Funds such as Vanguard’s Short-Term Bond Index (VBISX), however, are even safer when bond prices drop. This fund is similar to Vanguard’s Total Bond Market Index, but the maturity dates of the bonds are far shorter. Think of this bond index as an even faster revolving door. Most of its bonds, for example, mature within 1-3 years, and when they mature, they get replaced right away. In other words, if bond prices drop fast or interest rates soar, this bond index is primed to buy new bonds at the lower price (or higher interest rate) because its bonds mature quickly.
This bond index, however, pays a low interest rate. And in five of the twenty-five years since the fund’s inception, it lost to inflation (2004, 2005, 2016, 2017 and 2018). However, it has yet to experience a calendar year loss. That doesn’t mean it won’t. But based on how quickly its bonds get replaced, any losses would be slight and very short-lived. DFA’s Short Term Extended Quality I bond fund (DFEQX) is a similar low-risk product with an even better track record.
So the next time you hear a fear-monger saying, “You shouldn’t own bonds,” or “Bonds are going to crash,” view this with perspective. First, nobody can predict short-term stock or bond prices. Bond market products also differ from one another. It’s easy to gain attention by trying to scare people. But a little bit of knowledge should put you at ease.
Andrew Hallam is a Digital Nomad.

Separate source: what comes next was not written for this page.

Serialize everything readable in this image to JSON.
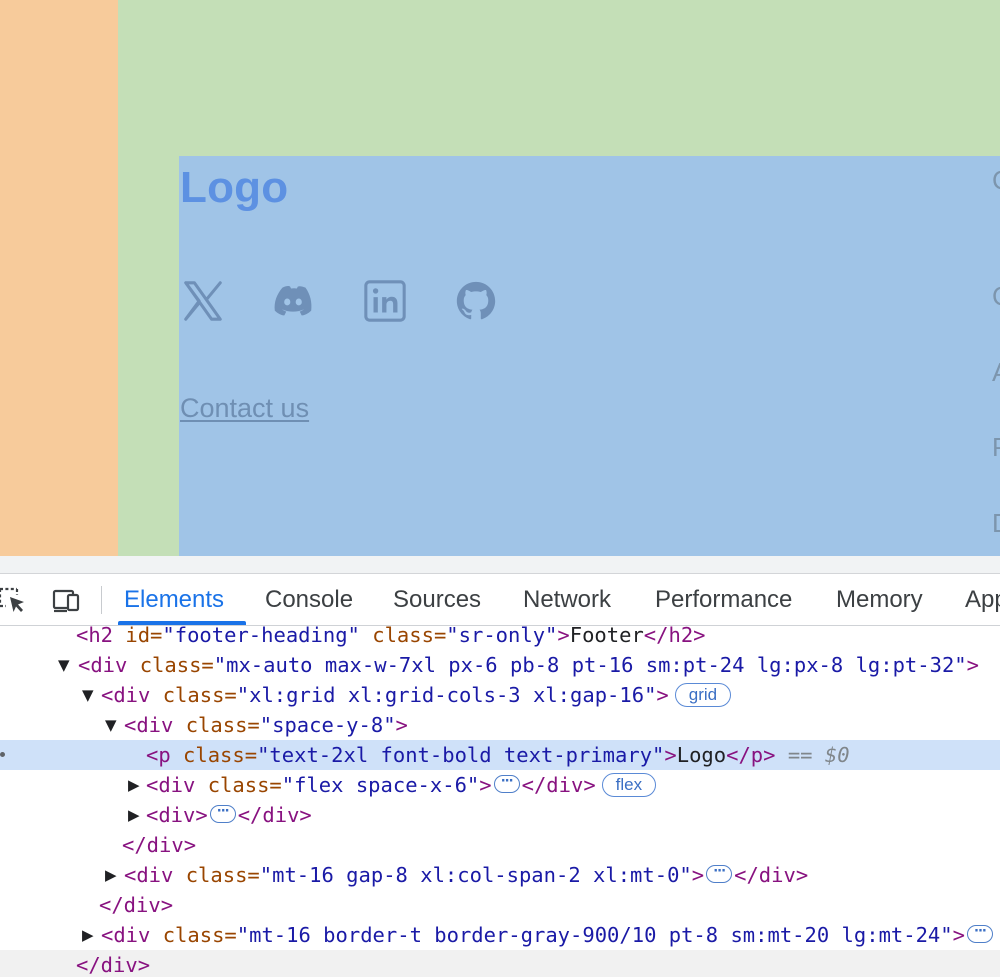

He’s the author of the bestseller Millionaire Teacher and Millionaire Expat: How To Build Wealth Living Overseas